With the donations received thus far, $19,680 at press time, the amount is small in relation to what’s ahead for the family of three. Other renters from Rock Bridge, which is now condemned, are working to rebuild their lives.

Larry Prayter, age 67, lived at Rock Bridge for 13 months before the fire forced him from his home. Today, Prayter lives with his cousin in Weaverville. He didn’t ask for any help from the Red Cross. “I didn’t want to take any help when it could be used for someone who really needed it,” said Prayter. While some of his neighbors lost everything in the fire, Prayter considers himself lucky because his belongings only suffered minor smoke damage. “I didn’t lose anything because my apartment was far enough away; the Lord blessed me there,” he added.

A former fireman, Prayter said memories from the tragedy weigh heavily on his mind. A friend of the Ventura family, Prayter said he recalls vividly the severity of the family’s burns. “I knew the little boy pretty well and he was burned really bad,” said Prayter. “I woke up and smelled smoke,” recalled Prayter who lived alone. His apartment was on the opposite end of the complex from Ventura’s apartment.

The fire trucks, said Prayter, hadn’t arrived yet when he walked out his door. “There was one lady running along and beating on doors to wake people up,” said Prayter. “She lived closer to the fire,” Prayter added.
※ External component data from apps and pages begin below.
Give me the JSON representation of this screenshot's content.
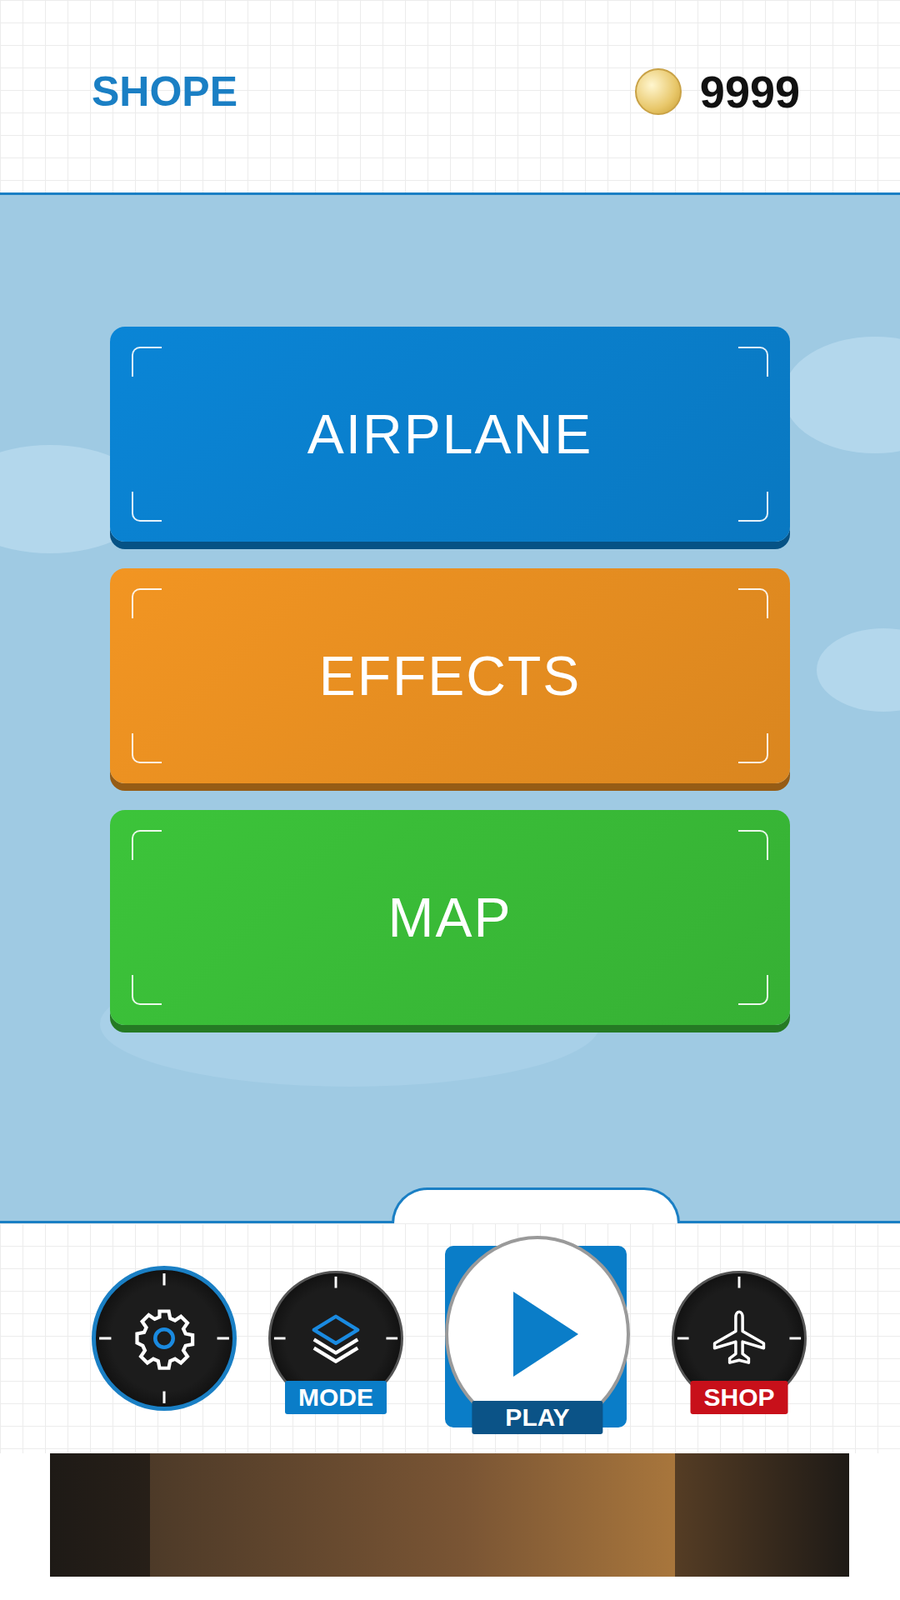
{
  "header": {
    "title": "SHOPE",
    "coins": "9999"
  },
  "categories": [
    {
      "label": "AIRPLANE",
      "color": "#0a85d6"
    },
    {
      "label": "EFFECTS",
      "color": "#f29522"
    },
    {
      "label": "MAP",
      "color": "#3cc43a"
    }
  ],
  "nav": [
    {
      "kind": "settings",
      "selected": true
    },
    {
      "kind": "mode",
      "label": "MODE",
      "selected": false,
      "color": "#0a7dc8"
    },
    {
      "kind": "play",
      "label": "PLAY",
      "selected": false,
      "color": "#0b5387"
    },
    {
      "kind": "shop",
      "label": "SHOP",
      "selected": false,
      "color": "#c8101a"
    }
  ],
  "ad": {
    "kind": "banner"
  }
}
“It was really cold and people were standing outside,” Prayter recalled. “Just a minute seems like a long time during something like that,” he added.

According to Prayter, when he came outside, he noticed the Ventura family had been placed in a tenant’s vehicle before emergency personnel arrived. The Barnardsville Fire Department, along with support from more than 10 area fire departments and emergency service agencies, responded to the structure fire at 2:30 a.m. Jan 3. According to Barnardsville Fire Chief Kevin Mundy, 49 firefighters helped contain the fire. “We had fire departments from Barnardsville, Jupiter, Reems Creek, French Broad, Woodfin, Mars Hill, Reynolds, West Buncombe, Buncombe EMS and Buncombe County Rescue Squad.

We had 49 firefighters altogether from 10 different agencies,” said the Chief days after the fire. The fire remains under investigation by the Buncombe County Arson Task Force. According to Buncombe County Deputy Fire Marshal Terry Gentry, the unsafe condition of the burned building has delayed the investigation.

“Part of the structure is not safe to be in, so we plan to be there when they start demolition again and use the heavy equipment to pull things out for us to look at,” Gentry said. When asked if the fi re was started by an explosion, Gentry responded there has been no evidence so far to support any gas leak or explosion. He added, however, that the investigators haven’t been able to determine yet where the fire started. “There was no explosion in the area of the apartment where we have investigated for any type of explosion,” he said. “We are still unsure where the fire started.”